The participants were tested on four different markers:
- Malondialdehyde (MDA) levels
- Isoprostane (ISP) levels
- Superoxide dismutase levels (SOD)
- Total antioxidant capacity
Both MDA and ISP are associated with oxidation of cholesterol. High levels are indicative of oxidative stress. SOD is an antioxidant enzyme and a critical antioxidant defense against oxidative stress. Total antioxidant capacity is exactly as it sounds. It refers to a particular antioxidant’s ability to fend off a variety of oxidative attacks.
Researchers found that both astaxanthin groups enjoyed a reduction in MDA, with the 5 mg group having a 34.6 percent decrease and the 20 mg group logging a 35.2 percent decrease.
Both groups also showed a decrease in ISP, with the 5 mg group dropping 64.9 percent and the 20 mg group falling 64.7 percent.
Additionally, they found that SOD increased in both groups, with the 5 mg group enjoying a 193 percent boost and the 20 mg group a 194 percent increase. Similarly, total antioxidant capacity improved in both groups, with the 5 mg group seeing a 121 percent increase and the 20 mg group gaining 125 percent.
To put this simply, astaxanthin helped reduce both markers of oxidative stress and increased antioxidative capabilities. And there was virtually no difference in terms of dosage.

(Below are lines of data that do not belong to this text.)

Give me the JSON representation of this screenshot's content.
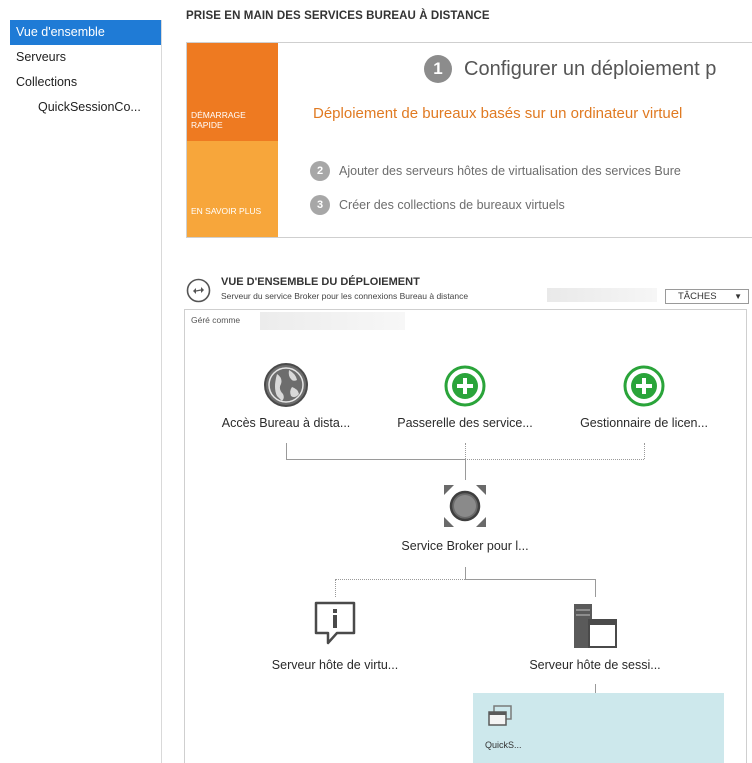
{
  "sidebar": {
    "items": [
      {
        "label": "Vue d'ensemble",
        "active": true
      },
      {
        "label": "Serveurs"
      },
      {
        "label": "Collections"
      },
      {
        "label": "QuickSessionCo..."
      }
    ]
  },
  "quick_start": {
    "section_title": "PRISE EN MAIN DES SERVICES BUREAU À DISTANCE",
    "tile_quick": "DÉMARRAGE RAPIDE",
    "tile_learn": "EN SAVOIR PLUS",
    "step1_number": "1",
    "step1_text": "Configurer un déploiement p",
    "deploy_link": "Déploiement de bureaux basés sur un ordinateur virtuel",
    "step2_number": "2",
    "step2_text": "Ajouter des serveurs hôtes de virtualisation des services Bure",
    "step3_number": "3",
    "step3_text": "Créer des collections de bureaux virtuels"
  },
  "overview": {
    "title": "VUE D'ENSEMBLE DU DÉPLOIEMENT",
    "subtitle": "Serveur du service Broker pour les connexions Bureau à distance",
    "tasks_label": "TÂCHES",
    "managed_label": "Géré comme",
    "nodes": {
      "web_access": "Accès Bureau à dista...",
      "gateway": "Passerelle des service...",
      "licensing": "Gestionnaire de licen...",
      "broker": "Service Broker pour l...",
      "virtualization_host": "Serveur hôte de virtu...",
      "session_host": "Serveur hôte de sessi...",
      "collection": "QuickS..."
    }
  },
  "colors": {
    "nav_active": "#1f7bd6",
    "tile_quick": "#ee7a21",
    "tile_learn": "#f7a63b",
    "link_orange": "#e07a22",
    "plus_green": "#2aa43a",
    "collection_bg": "#cde8ec"
  },
  "icons": [
    "globe-icon",
    "plus-icon",
    "broker-icon",
    "info-icon",
    "server-icon",
    "window-icon",
    "deployment-overview-icon",
    "chevron-down-icon"
  ]
}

The 5 mg worked as well as the 20 mg.
Researchers concluded, “Astaxanthin supplementation reduces obesity-induced oxidative stress.”
Interesting Side Notes
Apart from the specific findings of the study, there were a couple of intriguing things the researchers noted in their discussion.
First, at baseline, both MDA and ISP levels were higher in overweight and obese individuals than in those with normal weight. Similarly, SOD and total antioxidant capacity were lower in the heavier group than the group with normal body weight. Clearly, oxidation is an issue closely related to weight.
Second, when they reviewed the food journals, researchers found that while the total caloric intake was pretty much the same between the overweight group and the obese group, those in the obese group had significantly greater carbohydrate intake. This was not related to the study in any way, but is interesting to note nonetheless. (See: How to Lose Weight Without Giving Up Carbs.)
Whether you have a few extra pounds to lose or simply want an antioxidant boost, astaxanthin is a great choice.
In terms of dosage, researchers recommended 5 mg a day, and you can get these capsules online or from your local health food store. There are no significant side effects associated with astaxanthin, though some people have noticed a slight orange color to their bowel movements. The discoloration is safe and usually subsides in time. A small price to pay for better health!
If you’re looking for a high-quality astaxanthin supplement, you can simply click here.
 Keaney, J.F. et al. Obesity and systemic oxidative stress: clinical correlates of oxidative stress in the Framingham study. Arterioscler Thromb Vasc Biol. 2003;23:434-9.
 Choi, H.D. et al. Effects of astaxanthin on oxidative stress in overweight and obese adults. Phytother Res. 2011 Apr 8. [Epub ahead of print].
 Naguib, Y.M. Antioxidant activities of astaxanthin and related carotenoids. J Agric Food Chem. 2000 Apr;48(4):1,150-4.